Sanctions

When asked if any sanctions would follow for individuals, he said he would take the “appropriate steps” when full information is available following both investigations.

Prof Fitzgerald also apologised to the committee for incomplete information that has been provided over severance payments.

He said the record had been corrected and he pledged to deal comprehensively with all allegations of misconduct facing the university.

DIT was also also accused of misleading the committee in its explanations over losses of more than euro700,000 relating to an academic journal supplier which went bankrupt.

Catherine Murphy TD said she felt she had been “misled” by DIT president Prof Brian Norton at a meeting last April, in response to questions over the renewal of a contract for the journal supplier.

She said she had been provided with reassurances around the manner in which the contract had been renewed.

However, Deputy Murphy said a highly critical consultant’s report into the matter - which had not been passed on to the committee - subsequently revealed a series of management failures surrounding the contract renewal.

This report, completed in 2015, was finally made available to committee at the end of May after the DIT’s governing body directed its president to do so.

“It would have seemed self-evident that you would have sent in this independent report,” she said.

In response, Mr Norton expressed his regret that the Ernst & Young report had not been provided.

However, he said a management review had been send to the committee last year, outlining key findings and recommendations on foot of the report.

On the allegation of providing misleading information, Prof Norton said he had misunderstood Deputy Murphy’s question at a meeting last April and never meant to claim the systems in place at the time of the contract renewal were appropriate.

However, he said a series of steps have since been taken to ensure there are greater checks and balance over spending and procurement

Senior officials at UCC also insisted that they had not misled the committee over the college’s acquisiton of the Irish Management Institute.

The college has faced allegations that it withheld key details around the transaction from the committee at a sitting earlier this year.

However, university president Patrick O’Shea – who took over last February – said “no taxpayer or exchequer funds” of any kind were used by the university to acquire the IMI.

In documents provided to the committee, UCC said it paid €20 million for IMI’s Sandyford campus through borrowing and no public monies was involved.

The university also agreed to invest €2.5 million in the campus following the acquisition to refurbish and upgrade facilities.

“I wish to reassure you that UCC had not misled the committee regarding the acquisition,” Mr O’Shea said.

However, members of the committee said the university’s earlier claim to have paid “nothing” for the IMI did not stand up to scrutiny.

Split hairs

Mr Fleming said the college had tried to split hairs by previously claiming it acquired the IMI business for nothing, yet the campus had cost €20 million.

Mr Fleming expressed frustration that it had taken a second meeting to get a “better understanding” of the purchase.

Sinn Féin TD David Culinane also said the purchase was a more elaborate transaction aimed at allowing the IMI to pay off liabilities relating to pensions and bank loans.

An official from UCC said the college had been clear in documentation supplied to the committee that the IMI had used some of the €20 million it received to discharge these liabilities.

Patrick O’Shea said he had worked in various US-based universities which operated to the highest standards of governance.

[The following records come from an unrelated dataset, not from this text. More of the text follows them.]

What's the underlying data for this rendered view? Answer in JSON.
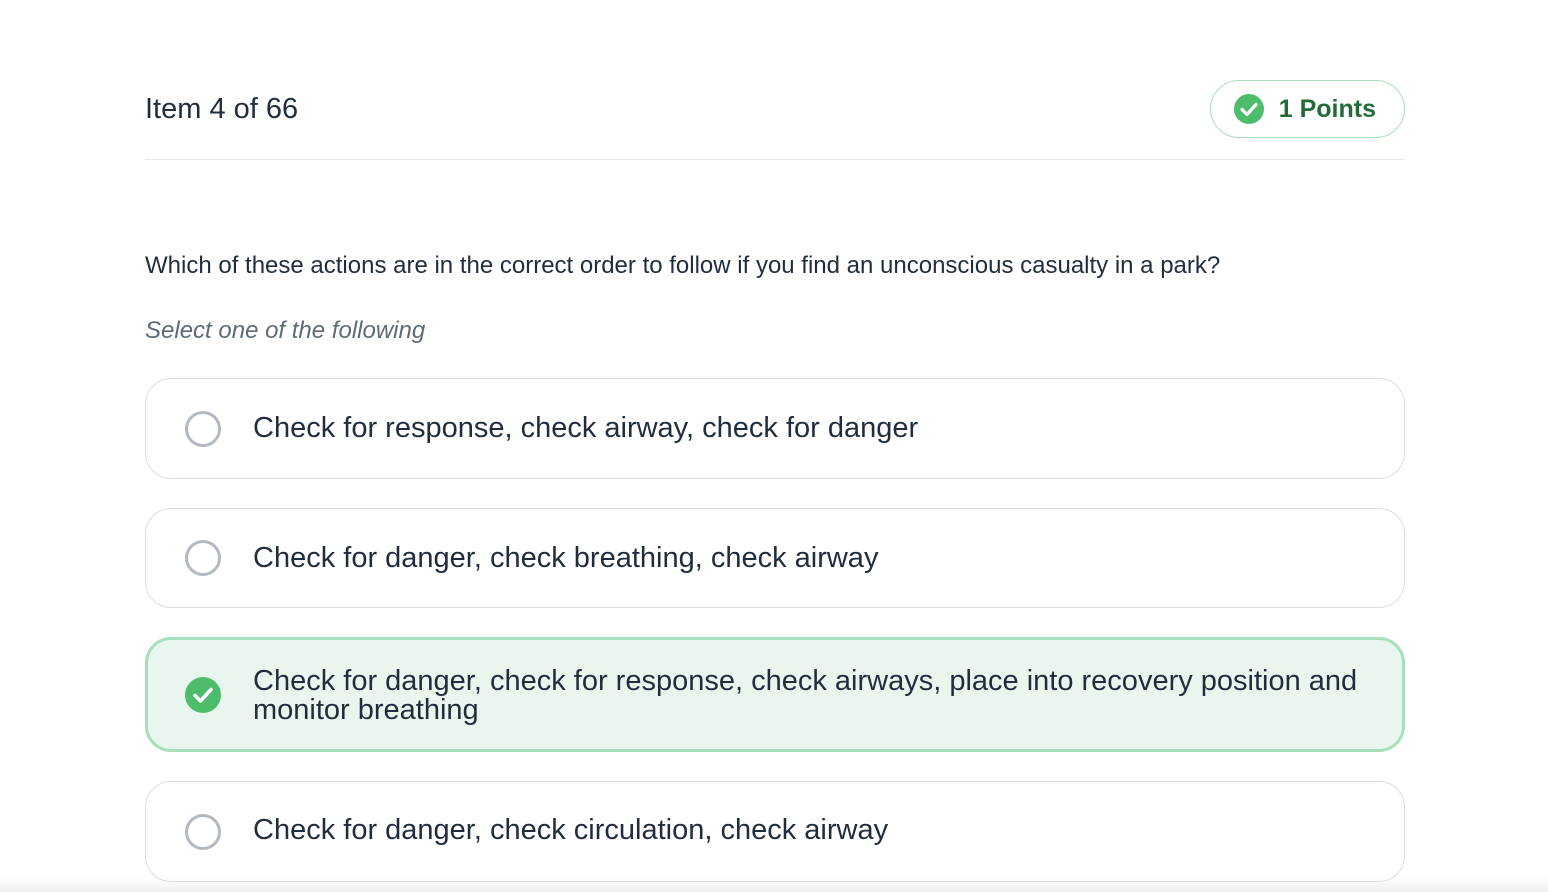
{
  "header": {
    "item_counter": "Item 4 of 66",
    "points_label": "1 Points",
    "points_icon": "check-circle-icon"
  },
  "question": {
    "text": "Which of these actions are in the correct order to follow if you find an unconscious casualty in a park?",
    "instruction": "Select one of the following"
  },
  "options": [
    {
      "label": "Check for response, check airway, check for danger",
      "selected": false
    },
    {
      "label": "Check for danger, check breathing, check airway",
      "selected": false
    },
    {
      "label": "Check for danger, check for response, check airways, place into recovery position and monitor breathing",
      "selected": true
    },
    {
      "label": "Check for danger, check circulation, check airway",
      "selected": false
    }
  ],
  "colors": {
    "accent_green": "#4dbd6b",
    "selected_bg": "#e9f6ee",
    "selected_border": "#a6dfbb",
    "text": "#1f2d3d"
  }
}
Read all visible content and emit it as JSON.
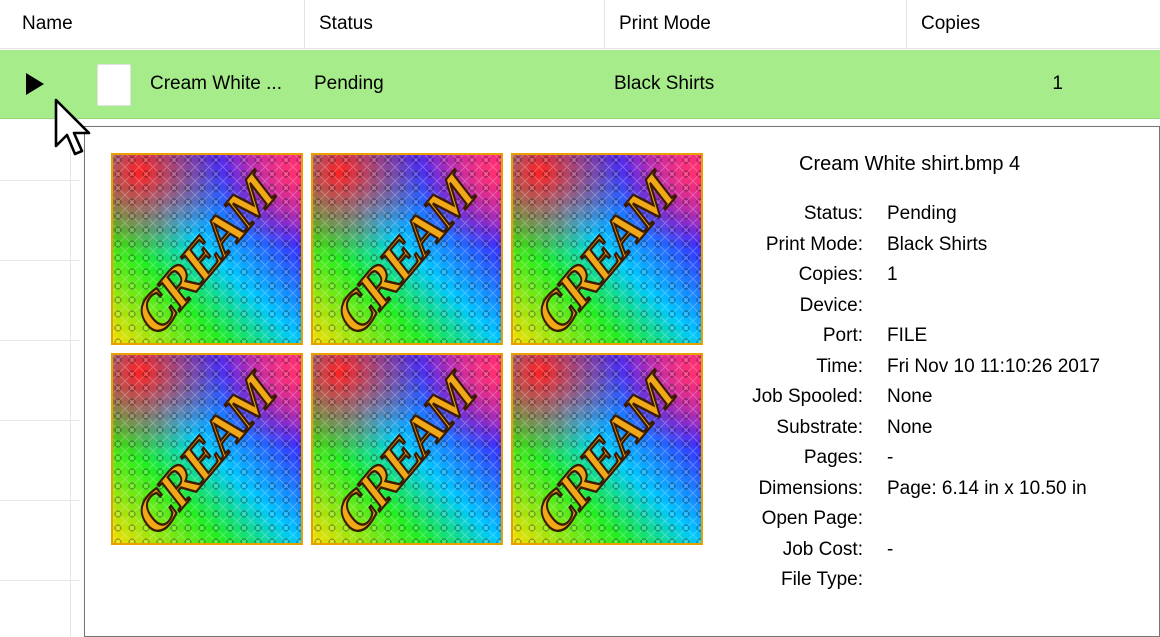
{
  "columns": [
    "Name",
    "Status",
    "Print Mode",
    "Copies"
  ],
  "job": {
    "name": "Cream White ...",
    "status": "Pending",
    "print_mode": "Black Shirts",
    "copies": "1"
  },
  "selection_color": "#a6ec8a",
  "tooltip": {
    "title": "Cream White shirt.bmp 4",
    "preview_word": "CREAM",
    "details": [
      {
        "label": "Status:",
        "value": "Pending"
      },
      {
        "label": "Print Mode:",
        "value": "Black Shirts"
      },
      {
        "label": "Copies:",
        "value": "1"
      },
      {
        "label": "Device:",
        "value": ""
      },
      {
        "label": "Port:",
        "value": "FILE"
      },
      {
        "label": "Time:",
        "value": "Fri Nov 10 11:10:26 2017"
      },
      {
        "label": "Job Spooled:",
        "value": "None"
      },
      {
        "label": "Substrate:",
        "value": "None"
      },
      {
        "label": "Pages:",
        "value": "-"
      },
      {
        "label": "Dimensions:",
        "value": "Page: 6.14 in x 10.50 in"
      },
      {
        "label": "Open Page:",
        "value": ""
      },
      {
        "label": "Job Cost:",
        "value": "-"
      },
      {
        "label": "File Type:",
        "value": ""
      }
    ]
  },
  "icons": {
    "row_marker": "play-arrow-icon",
    "file": "file-thumbnail-icon",
    "pointer": "mouse-pointer-icon"
  }
}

UCC also operated to these standards, he said.

“The acquisition was fully compliant with those standards and fully compliant with the governance framework within the university operates and specifically with the power of the university under the Universities Act, 1997,” he said.

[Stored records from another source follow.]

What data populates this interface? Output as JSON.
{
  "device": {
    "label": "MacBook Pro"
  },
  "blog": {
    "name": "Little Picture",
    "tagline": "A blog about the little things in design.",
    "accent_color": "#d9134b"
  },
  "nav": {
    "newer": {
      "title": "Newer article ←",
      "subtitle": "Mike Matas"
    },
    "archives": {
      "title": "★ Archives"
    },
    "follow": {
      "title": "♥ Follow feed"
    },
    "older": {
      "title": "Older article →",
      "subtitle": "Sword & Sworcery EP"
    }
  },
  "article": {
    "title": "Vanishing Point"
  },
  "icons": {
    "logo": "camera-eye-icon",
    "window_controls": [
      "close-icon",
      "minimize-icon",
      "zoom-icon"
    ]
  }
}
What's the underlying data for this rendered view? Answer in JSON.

“The acquisition by UCC was fully disclosed to the Higher Education Authority in advance of the transaction close.”